START GIVEN RECORDS
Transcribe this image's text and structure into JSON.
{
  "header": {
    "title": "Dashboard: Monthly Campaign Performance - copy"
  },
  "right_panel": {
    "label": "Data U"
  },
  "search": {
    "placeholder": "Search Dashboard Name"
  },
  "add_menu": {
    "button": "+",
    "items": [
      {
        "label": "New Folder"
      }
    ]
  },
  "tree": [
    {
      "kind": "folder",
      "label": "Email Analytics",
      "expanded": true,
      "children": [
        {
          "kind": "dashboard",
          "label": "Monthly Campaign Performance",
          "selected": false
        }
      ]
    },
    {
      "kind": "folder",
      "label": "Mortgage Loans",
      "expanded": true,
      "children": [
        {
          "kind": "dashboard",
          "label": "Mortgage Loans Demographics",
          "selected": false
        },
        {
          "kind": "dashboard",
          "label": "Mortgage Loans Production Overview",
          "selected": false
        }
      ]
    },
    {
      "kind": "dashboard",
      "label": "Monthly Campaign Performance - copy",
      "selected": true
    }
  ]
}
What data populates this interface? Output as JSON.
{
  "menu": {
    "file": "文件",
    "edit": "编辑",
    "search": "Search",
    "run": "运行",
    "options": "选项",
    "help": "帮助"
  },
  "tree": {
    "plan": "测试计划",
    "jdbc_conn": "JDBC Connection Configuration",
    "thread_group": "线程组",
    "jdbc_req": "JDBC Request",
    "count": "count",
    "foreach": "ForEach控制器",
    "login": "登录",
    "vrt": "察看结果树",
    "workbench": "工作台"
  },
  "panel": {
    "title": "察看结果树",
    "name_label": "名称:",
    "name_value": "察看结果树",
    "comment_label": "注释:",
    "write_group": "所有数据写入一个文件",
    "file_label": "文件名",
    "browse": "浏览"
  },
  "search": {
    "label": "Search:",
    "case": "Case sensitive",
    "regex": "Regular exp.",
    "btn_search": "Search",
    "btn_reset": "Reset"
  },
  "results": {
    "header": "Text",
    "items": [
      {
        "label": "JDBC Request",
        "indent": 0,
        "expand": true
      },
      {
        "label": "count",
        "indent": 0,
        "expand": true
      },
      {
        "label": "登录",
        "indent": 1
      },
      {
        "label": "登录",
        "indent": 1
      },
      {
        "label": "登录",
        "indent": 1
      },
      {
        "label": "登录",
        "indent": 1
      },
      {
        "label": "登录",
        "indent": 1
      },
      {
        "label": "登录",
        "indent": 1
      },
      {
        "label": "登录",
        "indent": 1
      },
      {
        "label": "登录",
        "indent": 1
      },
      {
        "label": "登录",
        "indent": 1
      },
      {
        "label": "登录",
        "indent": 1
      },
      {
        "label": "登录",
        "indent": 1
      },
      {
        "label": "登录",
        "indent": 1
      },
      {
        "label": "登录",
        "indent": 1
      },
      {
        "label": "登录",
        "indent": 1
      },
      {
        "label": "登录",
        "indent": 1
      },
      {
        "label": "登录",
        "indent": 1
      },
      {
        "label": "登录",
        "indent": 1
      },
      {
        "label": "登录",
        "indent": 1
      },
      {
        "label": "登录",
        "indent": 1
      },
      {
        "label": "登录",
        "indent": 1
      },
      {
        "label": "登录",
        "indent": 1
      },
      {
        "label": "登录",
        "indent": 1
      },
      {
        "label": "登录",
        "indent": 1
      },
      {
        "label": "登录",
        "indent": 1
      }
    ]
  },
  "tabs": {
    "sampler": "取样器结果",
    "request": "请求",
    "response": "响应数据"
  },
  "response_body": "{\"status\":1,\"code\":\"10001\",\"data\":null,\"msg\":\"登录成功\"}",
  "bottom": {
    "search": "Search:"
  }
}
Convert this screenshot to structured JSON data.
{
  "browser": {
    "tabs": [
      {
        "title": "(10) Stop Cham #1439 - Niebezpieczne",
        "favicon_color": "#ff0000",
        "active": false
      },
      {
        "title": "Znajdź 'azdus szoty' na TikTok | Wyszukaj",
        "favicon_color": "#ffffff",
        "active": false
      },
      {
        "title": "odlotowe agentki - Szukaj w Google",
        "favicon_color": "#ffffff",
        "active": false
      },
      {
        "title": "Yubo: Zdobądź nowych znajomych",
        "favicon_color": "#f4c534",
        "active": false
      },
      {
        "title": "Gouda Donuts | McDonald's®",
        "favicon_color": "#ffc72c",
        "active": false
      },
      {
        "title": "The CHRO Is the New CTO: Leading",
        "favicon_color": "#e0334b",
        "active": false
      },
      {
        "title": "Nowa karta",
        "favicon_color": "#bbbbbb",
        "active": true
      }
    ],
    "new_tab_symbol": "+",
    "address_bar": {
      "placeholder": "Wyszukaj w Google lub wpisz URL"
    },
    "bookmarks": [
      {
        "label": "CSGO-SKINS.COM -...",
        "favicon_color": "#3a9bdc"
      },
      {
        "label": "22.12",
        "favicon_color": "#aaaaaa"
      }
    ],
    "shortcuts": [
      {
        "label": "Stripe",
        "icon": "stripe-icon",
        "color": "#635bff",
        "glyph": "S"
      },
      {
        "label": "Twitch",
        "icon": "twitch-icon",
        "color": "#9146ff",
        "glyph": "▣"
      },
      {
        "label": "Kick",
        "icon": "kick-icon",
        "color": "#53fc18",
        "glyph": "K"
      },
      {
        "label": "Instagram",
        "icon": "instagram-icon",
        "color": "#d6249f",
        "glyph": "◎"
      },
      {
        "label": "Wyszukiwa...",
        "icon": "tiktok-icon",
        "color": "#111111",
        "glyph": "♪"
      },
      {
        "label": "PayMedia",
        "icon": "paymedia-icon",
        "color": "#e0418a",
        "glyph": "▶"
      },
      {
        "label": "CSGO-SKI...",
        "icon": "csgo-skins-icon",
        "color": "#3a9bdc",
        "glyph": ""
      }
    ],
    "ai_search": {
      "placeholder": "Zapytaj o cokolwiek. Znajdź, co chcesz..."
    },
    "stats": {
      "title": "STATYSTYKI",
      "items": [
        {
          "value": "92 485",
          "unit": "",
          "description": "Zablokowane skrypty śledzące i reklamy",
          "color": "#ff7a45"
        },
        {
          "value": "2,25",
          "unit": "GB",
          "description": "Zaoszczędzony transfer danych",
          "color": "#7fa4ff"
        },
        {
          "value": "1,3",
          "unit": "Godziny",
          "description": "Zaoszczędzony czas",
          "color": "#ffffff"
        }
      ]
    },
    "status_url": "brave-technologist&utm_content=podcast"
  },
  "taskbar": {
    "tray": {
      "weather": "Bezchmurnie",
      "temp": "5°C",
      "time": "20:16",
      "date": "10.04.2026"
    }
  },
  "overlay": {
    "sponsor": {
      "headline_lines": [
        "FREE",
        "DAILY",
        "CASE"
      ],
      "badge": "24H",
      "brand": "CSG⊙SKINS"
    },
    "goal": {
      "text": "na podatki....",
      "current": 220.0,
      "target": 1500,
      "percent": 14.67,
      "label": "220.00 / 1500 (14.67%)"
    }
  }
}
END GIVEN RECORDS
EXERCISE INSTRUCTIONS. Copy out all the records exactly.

SOLUTION TO THIS TASK.
Transcribe this image's text and structure into JSON.
{
  "header": {
    "title": "Dashboard: Monthly Campaign Performance - copy"
  },
  "right_panel": {
    "label": "Data U"
  },
  "search": {
    "placeholder": "Search Dashboard Name"
  },
  "add_menu": {
    "button": "+",
    "items": [
      {
        "label": "New Folder"
      }
    ]
  },
  "tree": [
    {
      "kind": "folder",
      "label": "Email Analytics",
      "expanded": true,
      "children": [
        {
          "kind": "dashboard",
          "label": "Monthly Campaign Performance",
          "selected": false
        }
      ]
    },
    {
      "kind": "folder",
      "label": "Mortgage Loans",
      "expanded": true,
      "children": [
        {
          "kind": "dashboard",
          "label": "Mortgage Loans Demographics",
          "selected": false
        },
        {
          "kind": "dashboard",
          "label": "Mortgage Loans Production Overview",
          "selected": false
        }
      ]
    },
    {
      "kind": "dashboard",
      "label": "Monthly Campaign Performance - copy",
      "selected": true
    }
  ]
}
What data populates this interface? Output as JSON.
{
  "menu": {
    "file": "文件",
    "edit": "编辑",
    "search": "Search",
    "run": "运行",
    "options": "选项",
    "help": "帮助"
  },
  "tree": {
    "plan": "测试计划",
    "jdbc_conn": "JDBC Connection Configuration",
    "thread_group": "线程组",
    "jdbc_req": "JDBC Request",
    "count": "count",
    "foreach": "ForEach控制器",
    "login": "登录",
    "vrt": "察看结果树",
    "workbench": "工作台"
  },
  "panel": {
    "title": "察看结果树",
    "name_label": "名称:",
    "name_value": "察看结果树",
    "comment_label": "注释:",
    "write_group": "所有数据写入一个文件",
    "file_label": "文件名",
    "browse": "浏览"
  },
  "search": {
    "label": "Search:",
    "case": "Case sensitive",
    "regex": "Regular exp.",
    "btn_search": "Search",
    "btn_reset": "Reset"
  },
  "results": {
    "header": "Text",
    "items": [
      {
        "label": "JDBC Request",
        "indent": 0,
        "expand": true
      },
      {
        "label": "count",
        "indent": 0,
        "expand": true
      },
      {
        "label": "登录",
        "indent": 1
      },
      {
        "label": "登录",
        "indent": 1
      },
      {
        "label": "登录",
        "indent": 1
      },
      {
        "label": "登录",
        "indent": 1
      },
      {
        "label": "登录",
        "indent": 1
      },
      {
        "label": "登录",
        "indent": 1
      },
      {
        "label": "登录",
        "indent": 1
      },
      {
        "label": "登录",
        "indent": 1
      },
      {
        "label": "登录",
        "indent": 1
      },
      {
        "label": "登录",
        "indent": 1
      },
      {
        "label": "登录",
        "indent": 1
      },
      {
        "label": "登录",
        "indent": 1
      },
      {
        "label": "登录",
        "indent": 1
      },
      {
        "label": "登录",
        "indent": 1
      },
      {
        "label": "登录",
        "indent": 1
      },
      {
        "label": "登录",
        "indent": 1
      },
      {
        "label": "登录",
        "indent": 1
      },
      {
        "label": "登录",
        "indent": 1
      },
      {
        "label": "登录",
        "indent": 1
      },
      {
        "label": "登录",
        "indent": 1
      },
      {
        "label": "登录",
        "indent": 1
      },
      {
        "label": "登录",
        "indent": 1
      },
      {
        "label": "登录",
        "indent": 1
      },
      {
        "label": "登录",
        "indent": 1
      }
    ]
  },
  "tabs": {
    "sampler": "取样器结果",
    "request": "请求",
    "response": "响应数据"
  },
  "response_body": "{\"status\":1,\"code\":\"10001\",\"data\":null,\"msg\":\"登录成功\"}",
  "bottom": {
    "search": "Search:"
  }
}
Convert this screenshot to structured JSON data.
{
  "browser": {
    "tabs": [
      {
        "title": "(10) Stop Cham #1439 - Niebezpieczne",
        "favicon_color": "#ff0000",
        "active": false
      },
      {
        "title": "Znajdź 'azdus szoty' na TikTok | Wyszukaj",
        "favicon_color": "#ffffff",
        "active": false
      },
      {
        "title": "odlotowe agentki - Szukaj w Google",
        "favicon_color": "#ffffff",
        "active": false
      },
      {
        "title": "Yubo: Zdobądź nowych znajomych",
        "favicon_color": "#f4c534",
        "active": false
      },
      {
        "title": "Gouda Donuts | McDonald's®",
        "favicon_color": "#ffc72c",
        "active": false
      },
      {
        "title": "The CHRO Is the New CTO: Leading",
        "favicon_color": "#e0334b",
        "active": false
      },
      {
        "title": "Nowa karta",
        "favicon_color": "#bbbbbb",
        "active": true
      }
    ],
    "new_tab_symbol": "+",
    "address_bar": {
      "placeholder": "Wyszukaj w Google lub wpisz URL"
    },
    "bookmarks": [
      {
        "label": "CSGO-SKINS.COM -...",
        "favicon_color": "#3a9bdc"
      },
      {
        "label": "22.12",
        "favicon_color": "#aaaaaa"
      }
    ],
    "shortcuts": [
      {
        "label": "Stripe",
        "icon": "stripe-icon",
        "color": "#635bff",
        "glyph": "S"
      },
      {
        "label": "Twitch",
        "icon": "twitch-icon",
        "color": "#9146ff",
        "glyph": "▣"
      },
      {
        "label": "Kick",
        "icon": "kick-icon",
        "color": "#53fc18",
        "glyph": "K"
      },
      {
        "label": "Instagram",
        "icon": "instagram-icon",
        "color": "#d6249f",
        "glyph": "◎"
      },
      {
        "label": "Wyszukiwa...",
        "icon": "tiktok-icon",
        "color": "#111111",
        "glyph": "♪"
      },
      {
        "label": "PayMedia",
        "icon": "paymedia-icon",
        "color": "#e0418a",
        "glyph": "▶"
      },
      {
        "label": "CSGO-SKI...",
        "icon": "csgo-skins-icon",
        "color": "#3a9bdc",
        "glyph": ""
      }
    ],
    "ai_search": {
      "placeholder": "Zapytaj o cokolwiek. Znajdź, co chcesz..."
    },
    "stats": {
      "title": "STATYSTYKI",
      "items": [
        {
          "value": "92 485",
          "unit": "",
          "description": "Zablokowane skrypty śledzące i reklamy",
          "color": "#ff7a45"
        },
        {
          "value": "2,25",
          "unit": "GB",
          "description": "Zaoszczędzony transfer danych",
          "color": "#7fa4ff"
        },
        {
          "value": "1,3",
          "unit": "Godziny",
          "description": "Zaoszczędzony czas",
          "color": "#ffffff"
        }
      ]
    },
    "status_url": "brave-technologist&utm_content=podcast"
  },
  "taskbar": {
    "tray": {
      "weather": "Bezchmurnie",
      "temp": "5°C",
      "time": "20:16",
      "date": "10.04.2026"
    }
  },
  "overlay": {
    "sponsor": {
      "headline_lines": [
        "FREE",
        "DAILY",
        "CASE"
      ],
      "badge": "24H",
      "brand": "CSG⊙SKINS"
    },
    "goal": {
      "text": "na podatki....",
      "current": 220.0,
      "target": 1500,
      "percent": 14.67,
      "label": "220.00 / 1500 (14.67%)"
    }
  }
}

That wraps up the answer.